“Yeah, of course,” I said, as if I knew. Well, maybe I did know. I know all about what it’s like to have sex that your society disapproves of. “I take it that’s a thing? WWJD, I mean.”
“Oh yeah, it’s totally a thing.” Apparently Christian youth around the country had adopted Jesus as a fashion accessory. I suppose that’s no more or less surprising than the existence of Christian rock.
I went back for one last check of the room where Claire was sitting on the corner of the bed, looking very yellow. The girl said goodbye and then went to finish cleaning the room next door.
Claire looked around somewhat surreptitiously. “Is she gone?”
“She’s busy,” I said, glancing into the hallway.
“Would it be terrible of me to borrow the trash can from the bathroom?” she asked. “I feel that may be the best way to ensure you aren’t charged a cleaning fee when you return your rental car.”
Aha. “If you really feel terrible about it, let’s leave a twenty as a tip.”
“I’ve got one,” I said, digging into my pocket. “You go on ahead.”
She got up and exited. I put a twenty dollar bill on the nightstand along with an elastic string of beads with a tiny sticker of Jesus on one of them that I’d picked up somewhere in South America.
Claire was silent for the entire car ride, the small wastebasket perched on her knees, her eyes closed, doing her deep breathing.
That left me free to obsess over Ziggy for a good hour. WWZD? What would Ziggy do if he were in my position? I decided that trying to answer that question would help me understand what was going on.
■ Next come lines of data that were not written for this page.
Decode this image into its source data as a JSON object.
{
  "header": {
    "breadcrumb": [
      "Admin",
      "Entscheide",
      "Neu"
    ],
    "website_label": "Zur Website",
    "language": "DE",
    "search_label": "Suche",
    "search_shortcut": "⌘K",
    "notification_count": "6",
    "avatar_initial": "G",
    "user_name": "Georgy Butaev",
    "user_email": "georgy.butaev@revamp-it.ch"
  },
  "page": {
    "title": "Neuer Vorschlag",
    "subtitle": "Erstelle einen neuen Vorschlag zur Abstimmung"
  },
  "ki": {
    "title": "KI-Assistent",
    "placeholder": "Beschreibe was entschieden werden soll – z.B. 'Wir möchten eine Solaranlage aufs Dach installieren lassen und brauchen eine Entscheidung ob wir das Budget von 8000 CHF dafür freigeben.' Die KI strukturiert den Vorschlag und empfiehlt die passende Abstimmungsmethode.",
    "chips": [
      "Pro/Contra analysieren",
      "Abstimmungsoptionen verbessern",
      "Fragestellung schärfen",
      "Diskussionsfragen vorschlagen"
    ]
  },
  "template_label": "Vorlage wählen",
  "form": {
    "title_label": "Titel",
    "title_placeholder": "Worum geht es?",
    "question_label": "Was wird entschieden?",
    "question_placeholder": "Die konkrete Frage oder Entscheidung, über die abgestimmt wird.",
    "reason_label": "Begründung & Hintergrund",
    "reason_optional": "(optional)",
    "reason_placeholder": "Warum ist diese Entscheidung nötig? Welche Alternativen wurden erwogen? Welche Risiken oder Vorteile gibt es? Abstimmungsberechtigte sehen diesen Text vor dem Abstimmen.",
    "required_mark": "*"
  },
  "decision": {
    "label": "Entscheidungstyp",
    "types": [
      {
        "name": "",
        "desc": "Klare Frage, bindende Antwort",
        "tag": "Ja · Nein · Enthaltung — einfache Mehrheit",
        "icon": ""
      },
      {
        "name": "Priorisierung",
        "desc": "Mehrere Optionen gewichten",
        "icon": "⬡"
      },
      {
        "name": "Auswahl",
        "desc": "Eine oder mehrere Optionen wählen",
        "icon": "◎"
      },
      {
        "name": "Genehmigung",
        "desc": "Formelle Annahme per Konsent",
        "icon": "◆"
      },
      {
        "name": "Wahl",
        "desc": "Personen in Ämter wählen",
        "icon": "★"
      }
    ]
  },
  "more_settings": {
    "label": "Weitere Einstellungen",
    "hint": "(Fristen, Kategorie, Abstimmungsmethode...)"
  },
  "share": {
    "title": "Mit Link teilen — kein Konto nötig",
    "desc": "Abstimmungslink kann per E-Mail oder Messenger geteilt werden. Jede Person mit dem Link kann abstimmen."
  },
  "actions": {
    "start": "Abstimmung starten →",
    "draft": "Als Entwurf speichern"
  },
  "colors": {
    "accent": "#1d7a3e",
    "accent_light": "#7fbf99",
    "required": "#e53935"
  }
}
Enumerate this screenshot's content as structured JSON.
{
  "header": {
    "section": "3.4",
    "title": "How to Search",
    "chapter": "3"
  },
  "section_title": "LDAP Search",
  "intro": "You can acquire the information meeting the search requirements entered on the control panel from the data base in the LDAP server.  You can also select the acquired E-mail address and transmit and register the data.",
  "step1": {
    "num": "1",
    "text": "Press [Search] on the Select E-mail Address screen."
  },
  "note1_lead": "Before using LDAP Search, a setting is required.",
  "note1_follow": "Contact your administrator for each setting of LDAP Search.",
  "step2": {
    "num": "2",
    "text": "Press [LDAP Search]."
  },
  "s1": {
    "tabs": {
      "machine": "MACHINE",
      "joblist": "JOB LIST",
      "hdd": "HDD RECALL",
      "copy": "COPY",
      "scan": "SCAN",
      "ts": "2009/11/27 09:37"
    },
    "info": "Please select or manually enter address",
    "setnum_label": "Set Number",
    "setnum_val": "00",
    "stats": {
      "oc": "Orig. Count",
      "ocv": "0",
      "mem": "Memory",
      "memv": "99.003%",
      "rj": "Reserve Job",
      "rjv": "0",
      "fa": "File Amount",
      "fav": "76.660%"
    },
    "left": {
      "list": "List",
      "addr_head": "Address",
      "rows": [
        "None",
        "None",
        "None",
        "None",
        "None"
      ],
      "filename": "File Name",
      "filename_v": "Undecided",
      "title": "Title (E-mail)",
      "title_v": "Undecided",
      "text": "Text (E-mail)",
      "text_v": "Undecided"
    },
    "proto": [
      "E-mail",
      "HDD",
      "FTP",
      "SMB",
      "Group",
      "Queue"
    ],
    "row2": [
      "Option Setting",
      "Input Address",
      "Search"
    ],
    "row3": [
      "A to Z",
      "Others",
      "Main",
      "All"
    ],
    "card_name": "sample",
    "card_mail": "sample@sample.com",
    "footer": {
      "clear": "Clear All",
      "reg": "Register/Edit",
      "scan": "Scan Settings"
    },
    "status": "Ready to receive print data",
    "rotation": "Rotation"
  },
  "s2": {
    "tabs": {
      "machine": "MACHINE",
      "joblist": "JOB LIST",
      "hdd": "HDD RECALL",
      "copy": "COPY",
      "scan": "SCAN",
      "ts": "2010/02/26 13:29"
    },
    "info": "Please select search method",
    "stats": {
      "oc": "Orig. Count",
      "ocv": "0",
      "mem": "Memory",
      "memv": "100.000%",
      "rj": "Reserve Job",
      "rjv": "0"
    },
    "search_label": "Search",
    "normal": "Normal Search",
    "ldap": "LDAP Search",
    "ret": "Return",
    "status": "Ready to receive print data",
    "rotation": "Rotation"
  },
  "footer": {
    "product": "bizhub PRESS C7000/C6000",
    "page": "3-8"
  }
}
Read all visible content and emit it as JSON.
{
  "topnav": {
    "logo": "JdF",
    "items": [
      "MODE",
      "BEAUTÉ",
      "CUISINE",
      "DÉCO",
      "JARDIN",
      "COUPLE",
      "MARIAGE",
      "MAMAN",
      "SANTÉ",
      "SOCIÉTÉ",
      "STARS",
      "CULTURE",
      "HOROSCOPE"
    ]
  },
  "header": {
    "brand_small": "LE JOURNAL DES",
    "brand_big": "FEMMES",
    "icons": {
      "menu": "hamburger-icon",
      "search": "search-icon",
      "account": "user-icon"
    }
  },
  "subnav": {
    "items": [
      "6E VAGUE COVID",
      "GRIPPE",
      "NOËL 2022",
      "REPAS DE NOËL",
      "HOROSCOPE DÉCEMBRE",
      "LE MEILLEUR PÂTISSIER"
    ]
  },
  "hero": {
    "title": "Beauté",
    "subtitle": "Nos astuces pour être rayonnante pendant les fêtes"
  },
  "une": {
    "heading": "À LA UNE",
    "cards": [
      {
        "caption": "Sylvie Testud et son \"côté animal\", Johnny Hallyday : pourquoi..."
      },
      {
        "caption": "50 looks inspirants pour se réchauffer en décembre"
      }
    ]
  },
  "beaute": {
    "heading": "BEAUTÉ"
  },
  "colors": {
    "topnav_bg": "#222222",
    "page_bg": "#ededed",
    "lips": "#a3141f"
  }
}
Of course, figuring out what Ziggy would do was a long and complex exercise which took input from a lot of people, which was time consuming to collect because the one thing the bungalow didn’t have, besides on-site laundry, was a working phone.